Nnorom Azuonye, founding, and now managing, editor would have been the best person to ask this question. But I will try to answer it as I understand our mission to be. Sentinel is a web-based literary journal of poetry and graphics registered in the UK, which I edit out of Canada. My team are in UK, and USA, with me being in Canada – one of the joys of online work. And the international spread of the editorial board replicates the international spirit of Sentinel. Its content is not geographically specific. We publish material from all over the world in a truly global spirit. Our Guest poets come from every corner of the globe. All we ask is that they be finished poet. Then we publish aspiring poets and other poets till honing their crafts. The condition of being guest poet, as I understand it, is that the poet should be a finished poet, whether with a book or without. Good case again is Chiedu Ezeanah, who I had as guest poet on Sentinel about the same time as he published a collection, and who had been writing poetry and winning literary prizes for 20 years before he saw fit to bring a book out. Now that is an example of a patient poet. Poetry is not something to be mass-produced. Sentinel was founded and set up from the pocket of Nnorom Azuonye in 2002. It is still funded from his pocket. We are just trying now to get a public funding. He has done literature a great service and sentinel has become a platform for featuring contemporary poets from all over the world and from Africa. The mission and goals are on the site to glean. But I simply say that it is globally conceived, is all inclusive and has subsidiary publications and a brick and mortar publishing arm, which release the sentinel poetry quarterly in print form. The brief of the quarterly has been enlarged but I don’t remember the details right now. Anyone interested in the history should go online and will find all necessary information including submission guidelines. There is also a sentinel poetry Bar, where aspiring poets can discuss their works and get useful critiques from fellow aspiring poets.

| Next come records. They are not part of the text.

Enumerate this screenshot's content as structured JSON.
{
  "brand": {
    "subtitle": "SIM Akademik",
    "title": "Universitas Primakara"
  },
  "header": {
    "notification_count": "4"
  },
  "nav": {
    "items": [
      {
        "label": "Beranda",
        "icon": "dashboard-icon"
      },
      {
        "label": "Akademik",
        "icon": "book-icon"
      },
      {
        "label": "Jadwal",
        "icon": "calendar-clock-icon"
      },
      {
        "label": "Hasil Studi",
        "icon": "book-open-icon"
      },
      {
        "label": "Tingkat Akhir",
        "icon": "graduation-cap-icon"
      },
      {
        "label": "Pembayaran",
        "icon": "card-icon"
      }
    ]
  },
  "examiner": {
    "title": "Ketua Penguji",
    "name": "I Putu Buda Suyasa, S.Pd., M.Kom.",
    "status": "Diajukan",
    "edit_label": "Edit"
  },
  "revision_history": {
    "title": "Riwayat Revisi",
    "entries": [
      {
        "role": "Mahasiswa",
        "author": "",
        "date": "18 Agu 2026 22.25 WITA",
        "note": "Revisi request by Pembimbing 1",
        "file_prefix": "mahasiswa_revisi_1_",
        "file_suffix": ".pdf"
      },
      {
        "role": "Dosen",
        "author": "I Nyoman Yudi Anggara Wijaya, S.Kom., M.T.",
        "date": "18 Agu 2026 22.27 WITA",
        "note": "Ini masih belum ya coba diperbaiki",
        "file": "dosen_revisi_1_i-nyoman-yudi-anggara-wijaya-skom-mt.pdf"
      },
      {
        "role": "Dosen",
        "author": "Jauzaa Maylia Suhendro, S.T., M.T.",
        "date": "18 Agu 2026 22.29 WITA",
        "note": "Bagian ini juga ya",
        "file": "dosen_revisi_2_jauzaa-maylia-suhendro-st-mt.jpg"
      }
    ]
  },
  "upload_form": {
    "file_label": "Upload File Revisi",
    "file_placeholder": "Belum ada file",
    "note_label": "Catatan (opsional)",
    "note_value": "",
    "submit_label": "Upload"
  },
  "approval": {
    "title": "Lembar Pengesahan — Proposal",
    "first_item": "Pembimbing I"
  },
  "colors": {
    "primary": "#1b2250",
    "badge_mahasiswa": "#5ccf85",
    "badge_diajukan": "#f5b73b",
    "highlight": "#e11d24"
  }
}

Do you see the internet eventually replacing the book culture?
I do not see that happening – even if you now have e-books, online poetry and sundry. There is this magic about holding a book in your hands, smelling the aroma of a newly minted text. Besides there is the inner private life and quiet a book gives to you, which a text online will never satisfy. There are even people who do not like reading on the screen and have to print the material first – either due to bad sight or the handy feeling of holding a text. Besides, you cannot write in the margins and hold a conversation with a text if it is online. Of course these days, there are technologies for probably doing that, but it is not quite the same thing. Do you know that when television appeared, the same questions were asked about the theatre? Then there was the big screen too. Did the radio stop people having conversations with each other? No! These technologies will only function alongside each other and compensate for omissions in each medium. There is also the thing about print culture that won’t die, the kind of publics it creates – the book readers clubs, perhaps informal in the case of Africa, the tea-house or coffee-shop gathering to read newspapers. In Nigeria I know sometimes it is the newsstand public space, where the issues in the newspapers or news magazines are hotly debated, argued about and pontificated upon. The internet is just one other form of, one other public space for communication.